One Obama supporter suggested that the controversy was a distraction from more important matters.

“With a major battle to ensure every American has access to health care, delicate negotiations to further the peace process in the Middle East and the battle to deny Iran a nuclear capacity, don’t we as a community have more critical issues to focus on?” said Ira Forman, the CEO of the National Jewish Dem-ocratic Council.

The primary criticism of Robinson, the first female president of Ireland, comes over her 1997-2002 tenure as U.N. high commissioner of human rights, during which she was the convener of a U.N. conference ostensibly against racism that was filled with anti-Israel and anti-Semitic hostility.

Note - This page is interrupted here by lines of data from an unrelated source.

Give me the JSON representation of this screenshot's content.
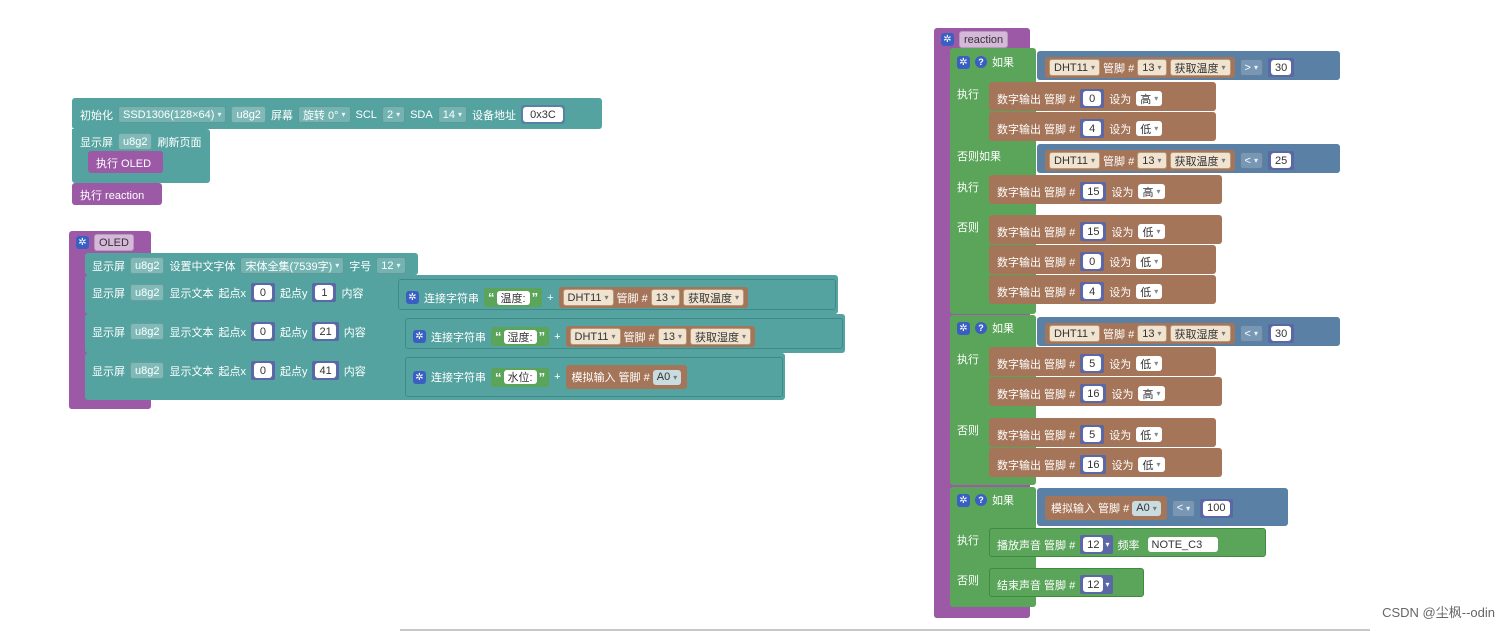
{
  "init_block": {
    "label": "初始化",
    "display": "SSD1306(128×64)",
    "lib": "u8g2",
    "screen_label": "屏幕",
    "rotation": "旋转 0°",
    "scl_label": "SCL",
    "scl": "2",
    "sda_label": "SDA",
    "sda": "14",
    "addr_label": "设备地址",
    "addr": "0x3C",
    "refresh_label": "显示屏",
    "refresh_lib": "u8g2",
    "refresh_text": "刷新页面",
    "exec_oled": "执行  OLED",
    "exec_reaction": "执行  reaction"
  },
  "oled_func": {
    "name": "OLED",
    "font_row": {
      "display": "显示屏",
      "lib": "u8g2",
      "set_font": "设置中文字体",
      "font": "宋体全集(7539字)",
      "size_label": "字号",
      "size": "12"
    },
    "rows": [
      {
        "display": "显示屏",
        "lib": "u8g2",
        "show_text": "显示文本",
        "x_label": "起点x",
        "x": "0",
        "y_label": "起点y",
        "y": "1",
        "content_label": "内容",
        "concat": "连接字符串",
        "str": "温度:",
        "plus": "+",
        "sensor": "DHT11",
        "pin_label": "管脚 #",
        "pin": "13",
        "op": "获取温度"
      },
      {
        "display": "显示屏",
        "lib": "u8g2",
        "show_text": "显示文本",
        "x_label": "起点x",
        "x": "0",
        "y_label": "起点y",
        "y": "21",
        "content_label": "内容",
        "concat": "连接字符串",
        "str": "湿度:",
        "plus": "+",
        "sensor": "DHT11",
        "pin_label": "管脚 #",
        "pin": "13",
        "op": "获取湿度"
      },
      {
        "display": "显示屏",
        "lib": "u8g2",
        "show_text": "显示文本",
        "x_label": "起点x",
        "x": "0",
        "y_label": "起点y",
        "y": "41",
        "content_label": "内容",
        "concat": "连接字符串",
        "str": "水位:",
        "plus": "+",
        "analog": "模拟输入 管脚 #",
        "apin": "A0"
      }
    ]
  },
  "reaction_func": {
    "name": "reaction",
    "if_label": "如果",
    "exec_label": "执行",
    "elseif_label": "否则如果",
    "else_label": "否则",
    "dout_label": "数字输出 管脚 #",
    "set_label": "设为",
    "sensor": "DHT11",
    "pin_label": "管脚 #",
    "op_temp": "获取温度",
    "op_hum": "获取湿度",
    "if1": {
      "pin": "13",
      "op": ">",
      "val": "30"
    },
    "if1_do": [
      {
        "pin": "0",
        "v": "高"
      },
      {
        "pin": "4",
        "v": "低"
      }
    ],
    "elif1": {
      "pin": "13",
      "op": "<",
      "val": "25"
    },
    "elif1_do": [
      {
        "pin": "15",
        "v": "高"
      }
    ],
    "else1_do": [
      {
        "pin": "15",
        "v": "低"
      },
      {
        "pin": "0",
        "v": "低"
      },
      {
        "pin": "4",
        "v": "低"
      }
    ],
    "if2": {
      "pin": "13",
      "op": "<",
      "val": "30"
    },
    "if2_do": [
      {
        "pin": "5",
        "v": "低"
      },
      {
        "pin": "16",
        "v": "高"
      }
    ],
    "else2_do": [
      {
        "pin": "5",
        "v": "低"
      },
      {
        "pin": "16",
        "v": "低"
      }
    ],
    "if3": {
      "analog": "模拟输入 管脚 #",
      "apin": "A0",
      "op": "<",
      "val": "100"
    },
    "play": {
      "label": "播放声音  管脚 #",
      "pin": "12",
      "freq_label": "频率",
      "note": "NOTE_C3"
    },
    "stop": {
      "label": "结束声音  管脚 #",
      "pin": "12"
    }
  },
  "watermark": "CSDN @尘枫--odin"
}
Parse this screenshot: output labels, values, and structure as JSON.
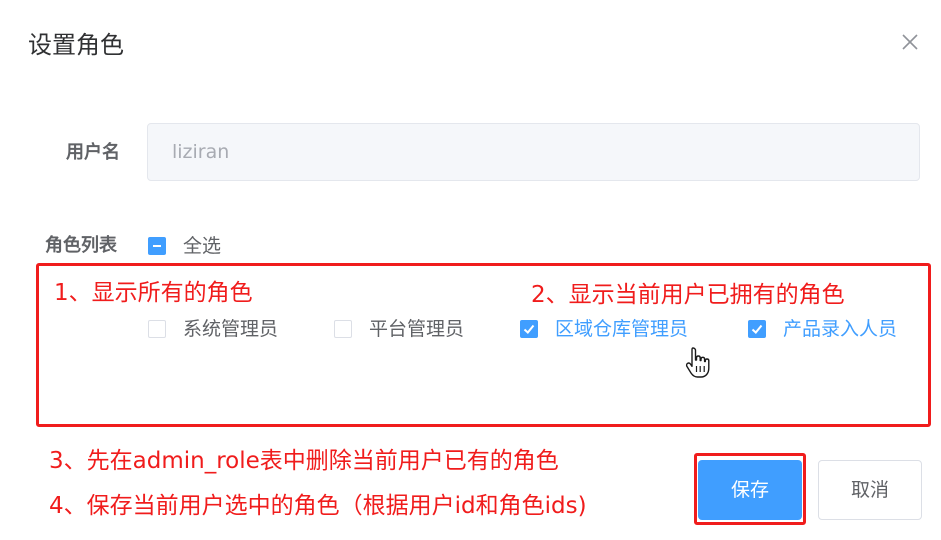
{
  "dialog": {
    "title": "设置角色",
    "close_icon": "close-icon"
  },
  "form": {
    "username_label": "用户名",
    "username_value": "liziran",
    "roles_label": "角色列表",
    "select_all": {
      "label": "全选",
      "state": "indeterminate"
    },
    "roles": [
      {
        "label": "系统管理员",
        "checked": false
      },
      {
        "label": "平台管理员",
        "checked": false
      },
      {
        "label": "区域仓库管理员",
        "checked": true
      },
      {
        "label": "产品录入人员",
        "checked": true
      }
    ]
  },
  "annotations": {
    "note1": "1、显示所有的角色",
    "note2": "2、显示当前用户已拥有的角色",
    "note3": "3、先在admin_role表中删除当前用户已有的角色",
    "note4": "4、保存当前用户选中的角色（根据用户id和角色ids)",
    "color": "#f01c1c"
  },
  "footer": {
    "save_label": "保存",
    "cancel_label": "取消"
  },
  "colors": {
    "primary": "#409eff",
    "text": "#606266",
    "title": "#303133",
    "placeholder": "#a8abb2",
    "input_bg": "#f5f7fa"
  }
}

“She allowed the process to be hijacked to promote the delegitimizing of Israel and pronouncements of hateful anti-Jewish canards, such as ‘Zionism is racism,’ ” Foxman said.

In an article detailing the reasons for the failure of the conference, the late Rep. Tom Lantos (D-San Mateo) wrote in 2002 that “much of the responsibility for the debacle rests on the shoulders” of Robinson, who “in her role as secretary general of the conference failed to provide the leadership needed to keep the conference on track.”

Supporters of the Robinson selection have pointed to an article from the Jerusalem Post to argue that Robinson did make efforts to fight anti-Semitism at the conference. The article reports that “waving a book of anti-Semitic cartoons distributed at the anti-racism conference in Durban, U.N. High Commissioner Mary Robinson — in a dramatic act of identification with the Jews vilified in the pamphlet — declared ‘I am a Jew’ at an NGO dinner there Wednesday night.”

Engel said he didn’t think the White House would withdraw the award because “they don’t want to look like they buckled under to pressure.” The congressman cautioned, however, that he didn’t want to “blow it out of proportion,” noting that there are “a lot more important things” going on besides the Robinson controversy.